By Ernest A. Canning on 9/16/2013, 12:58pm PT  

Today, President Obama offered an address to mark the fifth anniversary of the Lehman Brothers bankruptcy and the beginning of the 2008 collapse of the Wall Street casino or, as the President described it, "the worst economic crisis of our lifetimes." (He also spoke briefly, at the top of his remarks, on our latest mass shooting rampage which took place at the Washington D.C. Navy Yard this morning, reportedly resulting, in the deaths of at least 12 people at the military installation.)

"It was five years ago, this week, that the financial crisis rocked Wall Street, and sent an economy already into recession, into a tail spin," Obama reminded us. "And it's hard sometimes to remember everything that happened during those --- those months, but in a matter of a frightening few days and weeks, some of the largest investment banks in the world failed, stock markets plunged, banks stopped lending to families and small businesses, our auto industry --- the heartbeat of American manufacturing --- was flat-lining."

The President went on to tout the reforms and the recovery that have taken place since that time, arguing that "we’ve cleared away the rubble from the financial crisis and we’ve begun to lay a new foundation for economic growth and prosperity," while conceding "we are not yet where we need to be."

"Most of the gains have gone to the top one-tenth of 1 percent," Obama correctly noted. "So, in many ways, the trends that have taken hold over the past few decades of a winner-take-all economy, where a few do better and better and better, while everybody else just treads water or loses ground, those trends have been made worse by the recession."

Over the weekend, the 40-year old advocacy group, Public Citizen, marked the same occasion of the fifth anniversary of the 2008 crash with an email blast highlighting a few numbers the President did not highlight in his remarks today, including a few jarring stats that remind us how and why, despite the modest recovery and incredibly tepid reforms of the past five years, the "too big to fail" foxes still remain firmly in charge of America's economic hen house...
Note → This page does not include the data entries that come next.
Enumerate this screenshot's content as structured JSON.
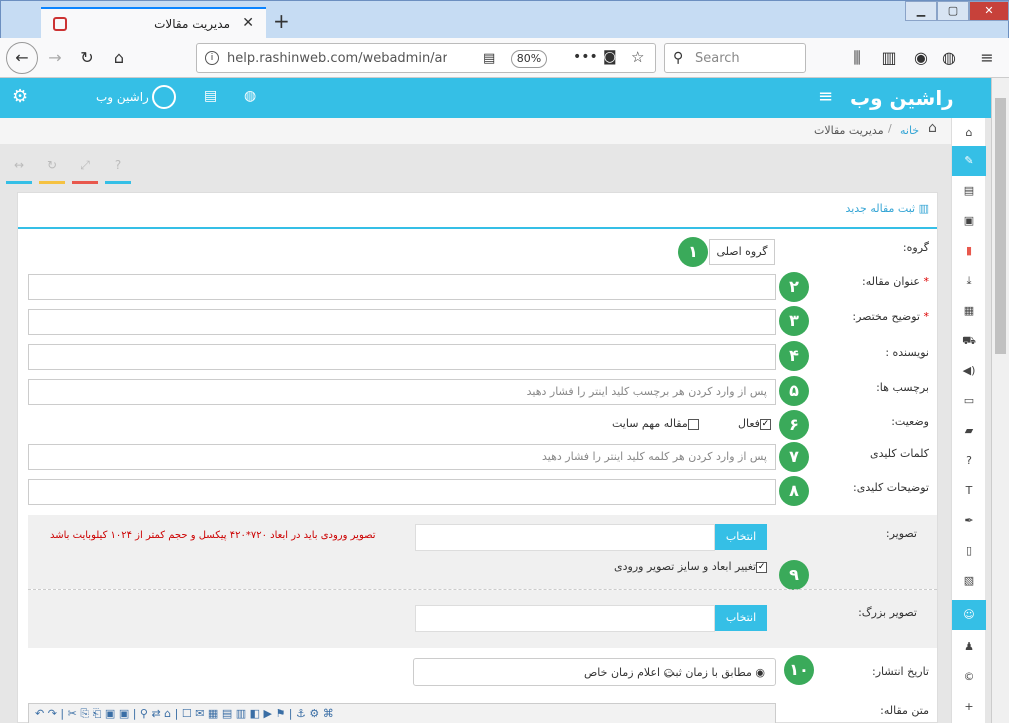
{
  "browser": {
    "tab_title": "مدیریت مقالات",
    "url": "help.rashinweb.com/webadmin/artic",
    "zoom": "80%",
    "search_placeholder": "Search"
  },
  "header": {
    "logo": "راشین وب",
    "username": "راشین وب"
  },
  "breadcrumb": {
    "home": "خانه",
    "current": "مدیریت مقالات"
  },
  "form": {
    "title": "ثبت مقاله جدید",
    "group_label": "گروه:",
    "group_button": "گروه اصلی",
    "title_label": "عنوان مقاله:",
    "summary_label": "توضیح مختصر:",
    "author_label": "نویسنده :",
    "tags_label": "برچسب ها:",
    "tags_placeholder": "پس از وارد کردن هر برچسب کلید اینتر را فشار دهید",
    "status_label": "وضعیت:",
    "active_label": "فعال",
    "important_label": "مقاله مهم سایت",
    "keywords_label": "کلمات کلیدی",
    "keywords_placeholder": "پس از وارد کردن هر کلمه کلید اینتر را فشار دهید",
    "keyword_desc_label": "توضیحات کلیدی:",
    "image_label": "تصویر:",
    "select_button": "انتخاب",
    "image_hint": "تصویر ورودی باید در ابعاد ۷۲۰*۴۲۰ پیکسل و حجم کمتر از ۱۰۲۴ کیلوبایت باشد",
    "resize_label": "تغییر ابعاد و سایز تصویر ورودی",
    "big_image_label": "تصویر بزرگ:",
    "publish_label": "تاریخ انتشار:",
    "publish_opt1": "مطابق با زمان ثبت",
    "publish_opt2": "اعلام زمان خاص",
    "body_label": "متن مقاله:"
  },
  "markers": [
    "١",
    "٢",
    "٣",
    "۴",
    "۵",
    "۶",
    "٧",
    "٨",
    "٩",
    "١٠"
  ],
  "colors": {
    "accent": "#35bfe6",
    "marker": "#3aaa5a",
    "hint": "#cc0000"
  }
}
  • Amount the crash cost the U.S. economy: $22 trillion
  • Assets of the four biggest banks in America --- JPMorgan Chase, Bank of America, Citigroup and Wachovia/Wells Fargo --- when they were “too big to fail” in 2008: $6.4 trillion
  • Assets of those four banks today: $7.8 trillion
  • Of the 63 former Lehman Brothers employees identified by a bankruptcy examiner as being aware of an accounting scheme Lehman used to mask its true finances, number who are employed in senior financial services positions today: 47
  • Number of the 25 banks responsible for the bulk of risky subprime loans leading up to the crash that are back in the mortgage business: 25
  • Chances that an American voter thinks that regulating financial products and services is "important" or "very important": 9 in 10
  • Amount spent in 2012 by Wall Street and other finance industry behemoths on lobbying to roll back, water down and weasel out of the Dodd-Frank Wall Street Reform and Consumer Protection Act: $487 million
  • Number of registered financial industry lobbyists in 2012: 2,429
  • Number of lawsuits filed as of April of this year by Eugene Scalia, son of U.S. Supreme Court Justice Antonin Scalia, to hold up implementation of Dodd-Frank rules on legal technicalities: 7
  • Rank of finance industry among all corporate election spending by sector in 2011 and 2012: 1